Secret tunnels leading into the river. Halfway along the cliff trail, I found a road leading back into the riverbed, and a jog in the fence. City of Phoenix owns the fenced-in land. I got back down into the rough terrain. It would have been nice if there were a real road down there, but it was all rocks--only a high-bottomed 4-wheel drive vehicle would want to drive on such terrain.
I set that distant bridge, the one that carries 19th Avenue over the river, as my goal.
Along the way I found this stunted palm tree growing wild in the riverbed.
Walking very carefully over treacherous footing, I reached my goal. Did you ever wonder what the bottom of a bridge looks like? Having gotten this far, I wondered if I could actually cross the river and go back on the other side. I headed across.
On the other side, in a shady grassy area, I found a sleeping bag, and a good deal of trash. Is some homeless person living down here? Could be. I did not take his sleeping bag.
Where does the water in the riverbed come from? There hasn't been enough rain to account for it. It doesn't flow down continuously from upstream. The answer is that the City of Phoenix or the Salt River Project is dumping water into the river. Here is a huge drainage tunnel with lots of water pouring out of it every second.
Then came the hard part--getting back to my car 12 blocks to the east. I thought perhaps I could climb out of the river and walk back on the banks 30 feet above. I tried it here, but about 30 feet up the slope crumbled beneath me so badly that I couldn't go on, slipping and sliding back down to the base.
I found another possible spot to climb out a block or so to the east. It was a hard scramble, but the slope was rockier there, and with difficulty I made it to the top. Here you see me dangling my feet over the edge and looking down at the cliff I had just climbed. Not bad for a 64 year old man.
The cliff trail going this way was even narrower than it had been in the other direction.

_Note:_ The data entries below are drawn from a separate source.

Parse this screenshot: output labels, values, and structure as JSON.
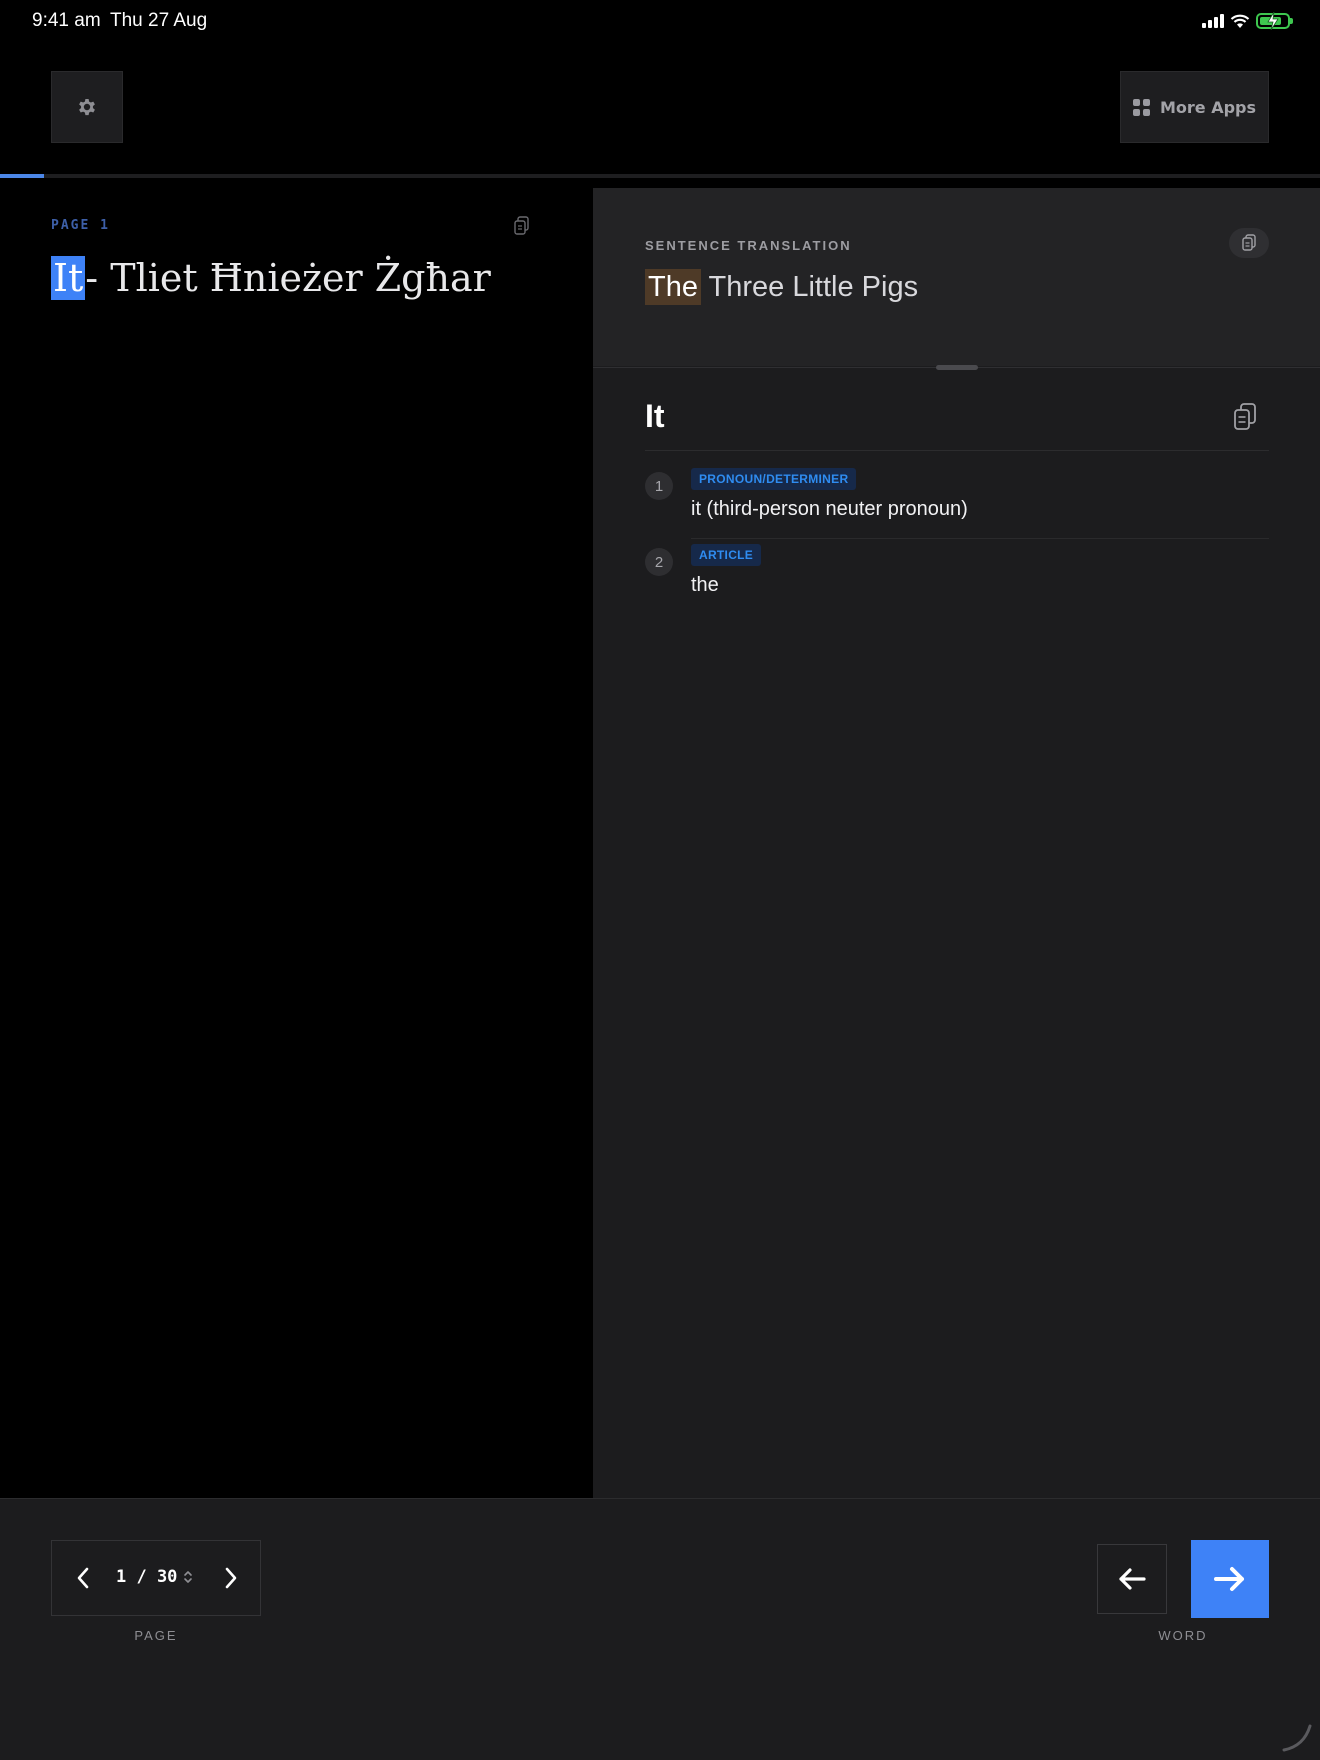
{
  "status_bar": {
    "time": "9:41 am",
    "date": "Thu 27 Aug",
    "battery_level": 0.8,
    "battery_color": "#3ec74f"
  },
  "toolbar": {
    "settings_icon": "gear-icon",
    "more_apps_label": "More Apps",
    "more_apps_icon": "grid-icon"
  },
  "reading_progress": 0.033,
  "page": {
    "label": "PAGE 1",
    "words": [
      {
        "text": "It",
        "active": true
      },
      {
        "text": "-",
        "active": false
      },
      {
        "text": "Tliet",
        "active": false
      },
      {
        "text": "Ħnieżer",
        "active": false
      },
      {
        "text": "Żgħar",
        "active": false
      }
    ]
  },
  "translation": {
    "heading": "SENTENCE TRANSLATION",
    "highlight": "The",
    "rest": "Three Little Pigs"
  },
  "word_detail": {
    "word": "It",
    "definitions": [
      {
        "number": "1",
        "tag": "PRONOUN/DETERMINER",
        "text": "it (third-person neuter pronoun)"
      },
      {
        "number": "2",
        "tag": "ARTICLE",
        "text": "the"
      }
    ]
  },
  "navigation": {
    "page_value": "1 / 30",
    "page_caption": "PAGE",
    "word_caption": "WORD"
  },
  "colors": {
    "accent": "#3e82f7",
    "translation_highlight": "#4e3a27",
    "tag_text": "#2f8cf0"
  }
}
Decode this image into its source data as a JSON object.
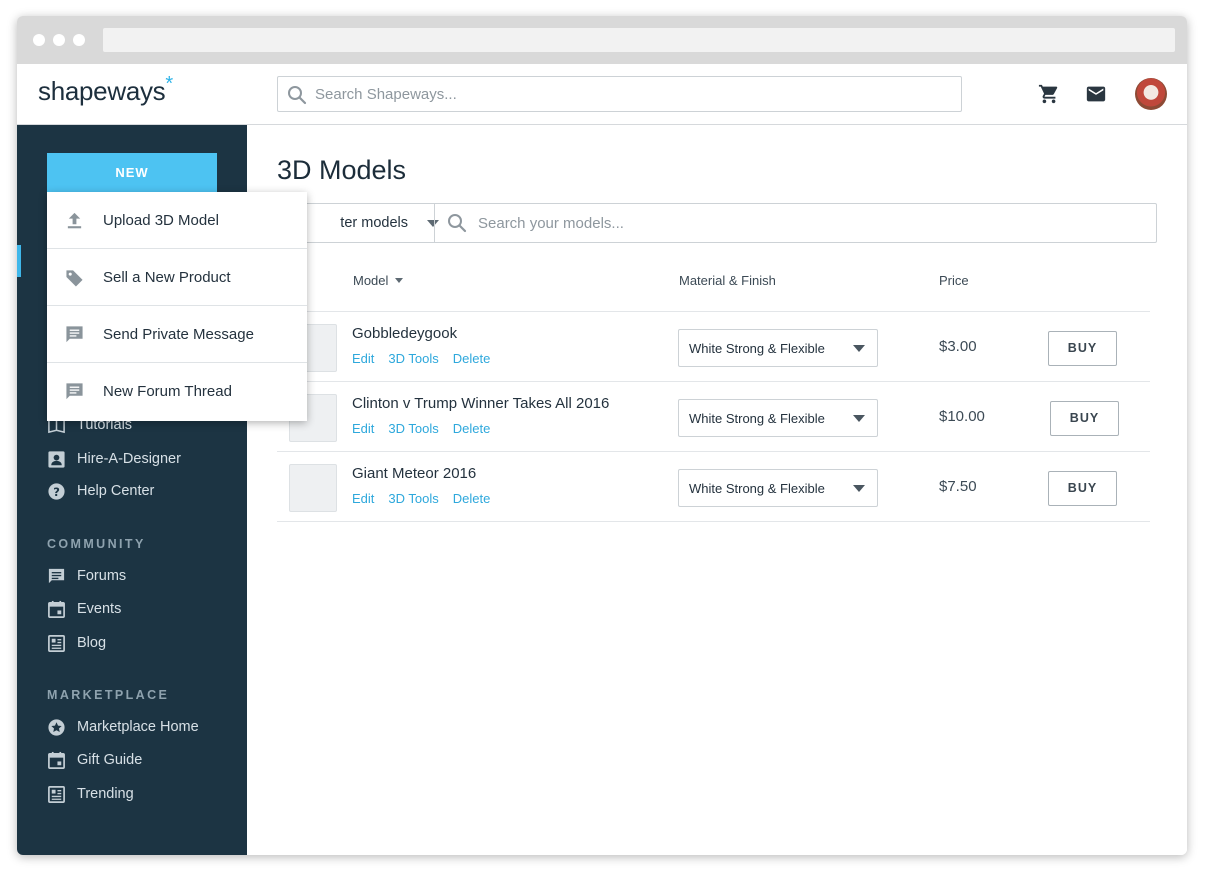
{
  "header": {
    "logo": "shapeways",
    "logo_mark": "*",
    "search_placeholder": "Search Shapeways...",
    "icons": [
      "cart-icon",
      "mail-icon",
      "avatar"
    ]
  },
  "sidebar": {
    "new_button": "NEW",
    "items_top": [
      {
        "label": "Tutorials",
        "icon": "book-icon"
      },
      {
        "label": "Hire-A-Designer",
        "icon": "person-icon"
      },
      {
        "label": "Help Center",
        "icon": "help-icon"
      }
    ],
    "community": {
      "heading": "COMMUNITY",
      "items": [
        {
          "label": "Forums",
          "icon": "chat-icon"
        },
        {
          "label": "Events",
          "icon": "calendar-icon"
        },
        {
          "label": "Blog",
          "icon": "newspaper-icon"
        }
      ]
    },
    "marketplace": {
      "heading": "MARKETPLACE",
      "items": [
        {
          "label": "Marketplace Home",
          "icon": "star-icon"
        },
        {
          "label": "Gift Guide",
          "icon": "calendar-icon"
        },
        {
          "label": "Trending",
          "icon": "newspaper-icon"
        }
      ]
    }
  },
  "new_menu": {
    "items": [
      {
        "label": "Upload 3D Model",
        "icon": "upload-icon"
      },
      {
        "label": "Sell a New Product",
        "icon": "tag-icon"
      },
      {
        "label": "Send Private Message",
        "icon": "message-icon"
      },
      {
        "label": "New Forum Thread",
        "icon": "message-icon"
      }
    ]
  },
  "main": {
    "title": "3D Models",
    "filter_label": "ter models",
    "search_placeholder": "Search your models...",
    "columns": {
      "model": "Model",
      "material": "Material & Finish",
      "price": "Price"
    },
    "row_actions": {
      "edit": "Edit",
      "tools": "3D Tools",
      "delete": "Delete"
    },
    "buy_label": "BUY",
    "models": [
      {
        "name": "Gobbledeygook",
        "material": "White Strong & Flexible",
        "price": "$3.00"
      },
      {
        "name": "Clinton v Trump Winner Takes All 2016",
        "material": "White Strong & Flexible",
        "price": "$10.00"
      },
      {
        "name": "Giant Meteor 2016",
        "material": "White Strong & Flexible",
        "price": "$7.50"
      }
    ]
  },
  "colors": {
    "sidebar": "#1c3443",
    "accent": "#4dc3f2",
    "link": "#2ea8dc"
  }
}
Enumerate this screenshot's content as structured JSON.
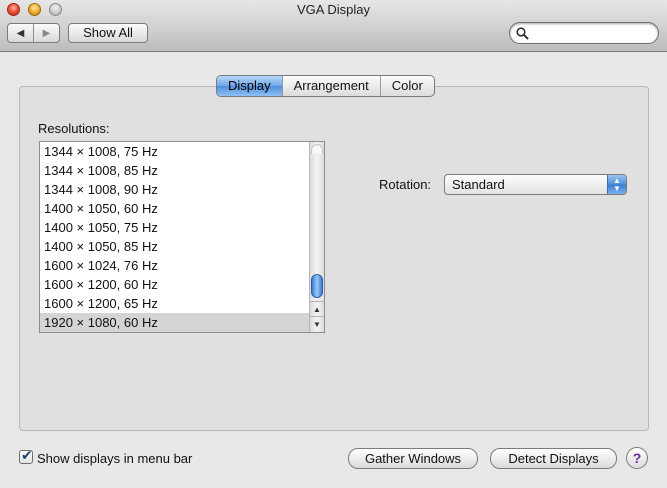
{
  "window": {
    "title": "VGA Display"
  },
  "toolbar": {
    "back_icon": "◀",
    "forward_icon": "▶",
    "show_all_label": "Show All",
    "search_placeholder": ""
  },
  "tabs": [
    {
      "label": "Display",
      "selected": true
    },
    {
      "label": "Arrangement",
      "selected": false
    },
    {
      "label": "Color",
      "selected": false
    }
  ],
  "resolutions": {
    "label": "Resolutions:",
    "items": [
      "1344 × 1008, 75 Hz",
      "1344 × 1008, 85 Hz",
      "1344 × 1008, 90 Hz",
      "1400 × 1050, 60 Hz",
      "1400 × 1050, 75 Hz",
      "1400 × 1050, 85 Hz",
      "1600 × 1024, 76 Hz",
      "1600 × 1200, 60 Hz",
      "1600 × 1200, 65 Hz",
      "1920 × 1080, 60 Hz"
    ],
    "selected_index": 9
  },
  "rotation": {
    "label": "Rotation:",
    "value": "Standard"
  },
  "bottom": {
    "show_in_menu_bar_label": "Show displays in menu bar",
    "show_in_menu_bar_checked": true,
    "gather_windows_label": "Gather Windows",
    "detect_displays_label": "Detect Displays",
    "help_label": "?"
  },
  "colors": {
    "tab_selected": "#6ea8e9",
    "scroll_thumb": "#3a7bd5",
    "help_icon": "#6b2fa0"
  }
}
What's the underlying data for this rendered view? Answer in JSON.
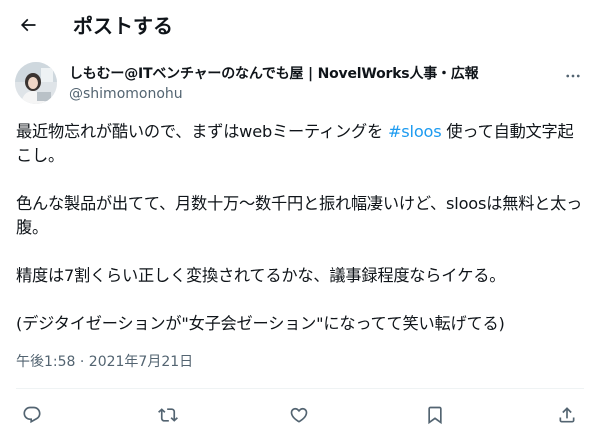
{
  "header": {
    "title": "ポストする",
    "back_icon": "arrow-left-icon"
  },
  "post": {
    "author_name": "しもむー@ITベンチャーのなんでも屋 | NovelWorks人事・広報",
    "author_handle": "@shimomonohu",
    "text": {
      "p1_before": "最近物忘れが酷いので、まずはwebミーティングを ",
      "p1_hashtag": "#sloos",
      "p1_after": " 使って自動文字起こし。",
      "p2": "色んな製品が出てて、月数十万〜数千円と振れ幅凄いけど、sloosは無料と太っ腹。",
      "p3": "精度は7割くらい正しく変換されてるかな、議事録程度ならイケる。",
      "p4": "(デジタイゼーションが\"女子会ゼーション\"になってて笑い転げてる)"
    },
    "timestamp": "午後1:58 · 2021年7月21日",
    "actions": [
      "reply-icon",
      "repost-icon",
      "like-icon",
      "bookmark-icon",
      "share-icon"
    ]
  },
  "colors": {
    "text": "#0f1419",
    "secondary": "#536471",
    "accent": "#1d9bf0",
    "divider": "#eff3f4"
  }
}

There were spots where I had to actually hang onto the fence in order to keep from falling off the trail, which crumbled underfoot in places.
Once the cliff trail was behind me, it was an easy walk back the rest of the way. I stayed on top. I was tired of twisting my ankles on the stones below.
It is Spring in Arizona. Desert wildflowers, mostly yellow, are in bloom.
Going out where I first came in. Goodbye to Rio Salado. I look forward to hiking a different part of the river some time in the future.
I showed you 17 of the 43 pictures I took on Sunday. This is a part of the city that not one person in a thousand ever sees, or even thinks about. If you’ve ever found the wilderness still lurking in the heart of your own city or town, or if you’d go hike the river with me some day, why not leave a comment?